Records from a data collection:
━━━━━━
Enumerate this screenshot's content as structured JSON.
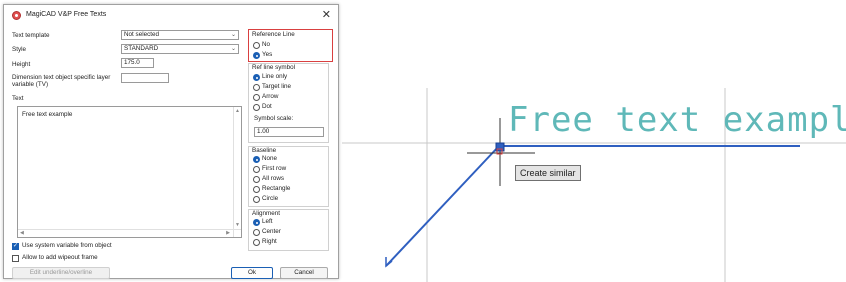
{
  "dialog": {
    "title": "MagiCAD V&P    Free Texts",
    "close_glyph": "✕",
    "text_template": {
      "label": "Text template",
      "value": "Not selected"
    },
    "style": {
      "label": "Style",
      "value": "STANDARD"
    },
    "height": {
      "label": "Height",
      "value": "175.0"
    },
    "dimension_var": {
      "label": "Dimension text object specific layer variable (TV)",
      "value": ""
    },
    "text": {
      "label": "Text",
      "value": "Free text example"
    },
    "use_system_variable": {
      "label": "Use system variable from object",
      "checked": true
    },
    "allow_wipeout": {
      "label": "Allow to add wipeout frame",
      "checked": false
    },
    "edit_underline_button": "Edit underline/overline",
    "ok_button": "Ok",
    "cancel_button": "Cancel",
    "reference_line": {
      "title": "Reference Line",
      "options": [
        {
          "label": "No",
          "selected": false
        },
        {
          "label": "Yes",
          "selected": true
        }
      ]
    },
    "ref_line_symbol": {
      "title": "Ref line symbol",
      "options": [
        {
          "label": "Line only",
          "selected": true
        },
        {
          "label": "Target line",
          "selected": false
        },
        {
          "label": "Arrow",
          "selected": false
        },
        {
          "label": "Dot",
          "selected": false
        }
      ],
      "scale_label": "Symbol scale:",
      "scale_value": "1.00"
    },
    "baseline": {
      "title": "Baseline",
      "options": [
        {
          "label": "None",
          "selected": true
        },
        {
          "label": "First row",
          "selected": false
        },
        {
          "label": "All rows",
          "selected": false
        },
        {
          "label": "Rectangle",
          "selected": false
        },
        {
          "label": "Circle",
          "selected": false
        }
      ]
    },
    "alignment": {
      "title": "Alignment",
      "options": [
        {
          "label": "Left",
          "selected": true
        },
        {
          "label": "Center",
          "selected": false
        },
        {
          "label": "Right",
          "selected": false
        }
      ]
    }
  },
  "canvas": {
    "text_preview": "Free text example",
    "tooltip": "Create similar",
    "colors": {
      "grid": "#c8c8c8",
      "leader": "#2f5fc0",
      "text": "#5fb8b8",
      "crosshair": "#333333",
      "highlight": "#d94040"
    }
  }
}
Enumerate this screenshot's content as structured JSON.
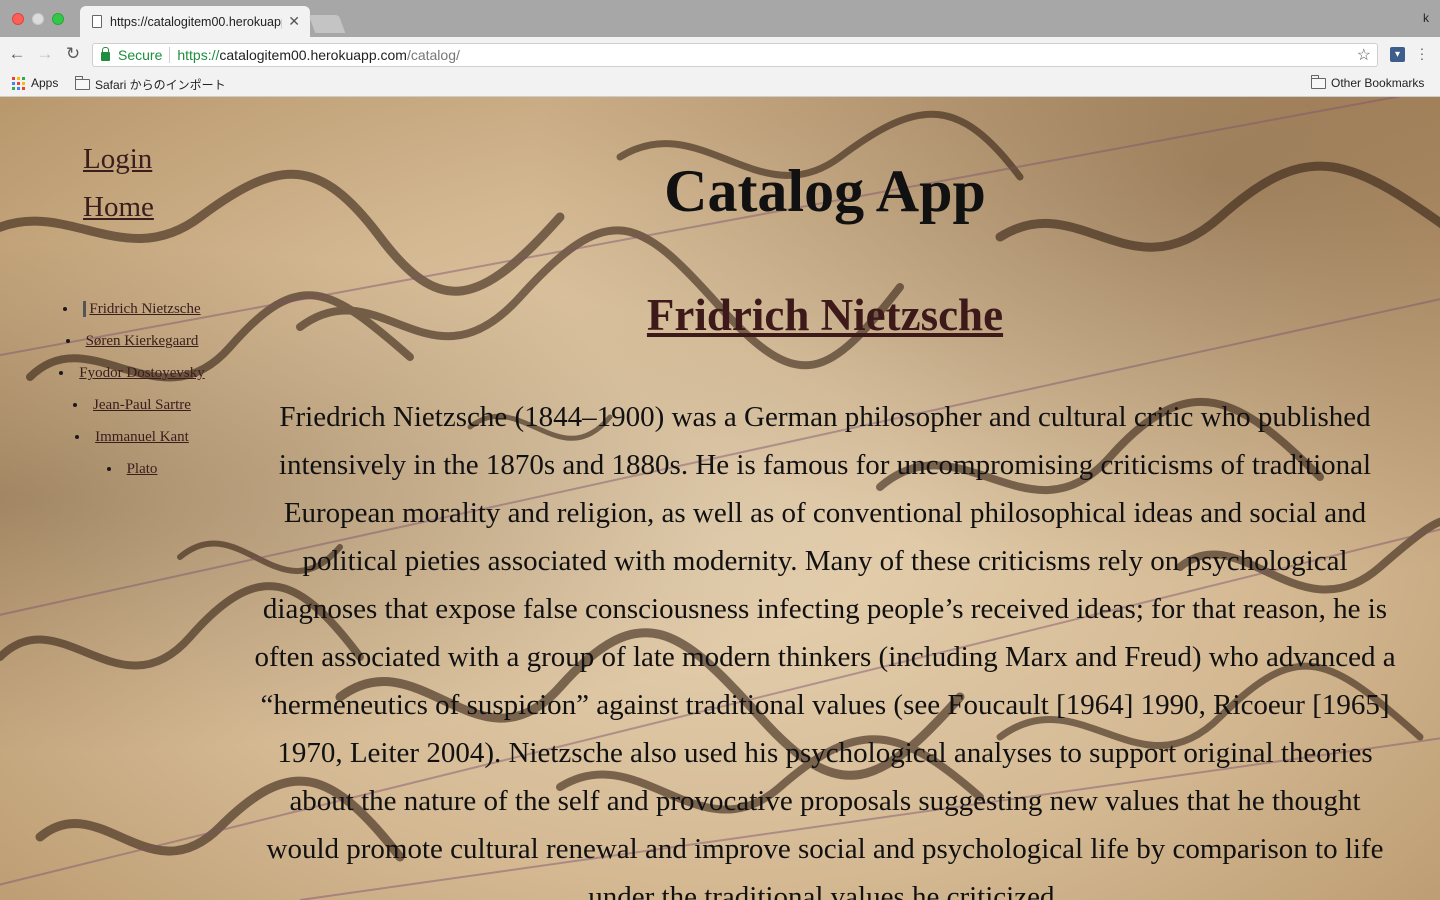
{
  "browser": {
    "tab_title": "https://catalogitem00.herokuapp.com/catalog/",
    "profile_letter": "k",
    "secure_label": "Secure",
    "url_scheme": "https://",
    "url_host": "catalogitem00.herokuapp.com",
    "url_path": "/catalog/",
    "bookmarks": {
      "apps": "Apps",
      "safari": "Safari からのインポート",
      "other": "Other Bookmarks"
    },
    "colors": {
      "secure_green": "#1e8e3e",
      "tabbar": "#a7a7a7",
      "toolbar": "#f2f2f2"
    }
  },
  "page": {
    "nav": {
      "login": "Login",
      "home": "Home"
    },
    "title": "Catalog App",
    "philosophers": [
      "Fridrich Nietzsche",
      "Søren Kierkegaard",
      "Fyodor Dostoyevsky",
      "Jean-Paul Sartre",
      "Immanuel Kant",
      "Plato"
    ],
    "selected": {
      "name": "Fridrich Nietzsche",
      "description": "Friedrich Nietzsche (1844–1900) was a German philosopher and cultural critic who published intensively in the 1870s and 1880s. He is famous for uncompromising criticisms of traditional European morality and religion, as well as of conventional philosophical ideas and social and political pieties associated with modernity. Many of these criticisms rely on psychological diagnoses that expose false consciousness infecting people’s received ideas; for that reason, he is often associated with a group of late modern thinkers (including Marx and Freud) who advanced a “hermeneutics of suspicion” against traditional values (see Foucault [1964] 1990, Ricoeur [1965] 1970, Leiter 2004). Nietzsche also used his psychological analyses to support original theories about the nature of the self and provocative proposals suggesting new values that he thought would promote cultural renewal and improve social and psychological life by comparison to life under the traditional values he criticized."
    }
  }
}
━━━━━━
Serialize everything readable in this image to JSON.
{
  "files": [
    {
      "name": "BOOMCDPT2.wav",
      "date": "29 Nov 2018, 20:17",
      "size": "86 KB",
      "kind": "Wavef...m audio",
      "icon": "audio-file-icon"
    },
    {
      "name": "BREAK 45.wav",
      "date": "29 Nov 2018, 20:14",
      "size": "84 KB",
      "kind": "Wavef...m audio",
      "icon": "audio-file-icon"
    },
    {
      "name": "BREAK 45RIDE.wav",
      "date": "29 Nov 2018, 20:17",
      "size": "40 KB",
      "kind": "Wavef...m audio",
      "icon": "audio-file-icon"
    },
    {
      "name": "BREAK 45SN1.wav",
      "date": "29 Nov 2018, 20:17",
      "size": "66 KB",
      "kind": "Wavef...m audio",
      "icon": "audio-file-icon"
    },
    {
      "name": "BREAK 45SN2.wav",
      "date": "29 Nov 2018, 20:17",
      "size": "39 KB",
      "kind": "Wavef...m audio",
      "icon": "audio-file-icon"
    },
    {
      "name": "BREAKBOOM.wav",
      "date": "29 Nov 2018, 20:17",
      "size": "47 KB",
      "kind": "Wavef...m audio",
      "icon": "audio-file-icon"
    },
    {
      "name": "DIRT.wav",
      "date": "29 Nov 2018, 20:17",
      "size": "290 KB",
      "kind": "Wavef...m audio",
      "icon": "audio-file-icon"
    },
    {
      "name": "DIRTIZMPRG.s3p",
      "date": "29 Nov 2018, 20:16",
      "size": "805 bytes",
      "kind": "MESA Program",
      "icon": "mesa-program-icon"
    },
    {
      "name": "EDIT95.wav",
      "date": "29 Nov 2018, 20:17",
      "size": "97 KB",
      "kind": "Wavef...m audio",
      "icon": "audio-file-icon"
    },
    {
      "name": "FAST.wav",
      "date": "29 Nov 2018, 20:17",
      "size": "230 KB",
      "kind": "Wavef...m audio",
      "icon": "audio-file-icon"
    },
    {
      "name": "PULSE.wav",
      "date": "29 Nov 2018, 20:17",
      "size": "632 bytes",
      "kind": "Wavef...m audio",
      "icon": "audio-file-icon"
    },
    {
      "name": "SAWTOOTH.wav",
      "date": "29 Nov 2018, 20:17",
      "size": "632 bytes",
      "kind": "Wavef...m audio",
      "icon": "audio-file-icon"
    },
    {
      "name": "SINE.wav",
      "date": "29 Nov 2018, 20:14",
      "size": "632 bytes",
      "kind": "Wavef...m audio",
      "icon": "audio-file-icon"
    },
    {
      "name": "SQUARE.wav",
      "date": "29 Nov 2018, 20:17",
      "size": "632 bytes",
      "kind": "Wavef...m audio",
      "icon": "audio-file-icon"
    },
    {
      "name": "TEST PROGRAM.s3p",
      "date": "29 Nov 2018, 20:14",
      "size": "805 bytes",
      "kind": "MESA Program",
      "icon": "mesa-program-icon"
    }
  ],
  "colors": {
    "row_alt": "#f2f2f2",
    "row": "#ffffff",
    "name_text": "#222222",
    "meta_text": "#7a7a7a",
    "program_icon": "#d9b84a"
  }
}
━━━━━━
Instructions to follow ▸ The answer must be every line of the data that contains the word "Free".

Response for this exercise ▸
    "title": "MagiCAD V&P    Free Texts",
      "value": "Free text example"
    "text_preview": "Free text example",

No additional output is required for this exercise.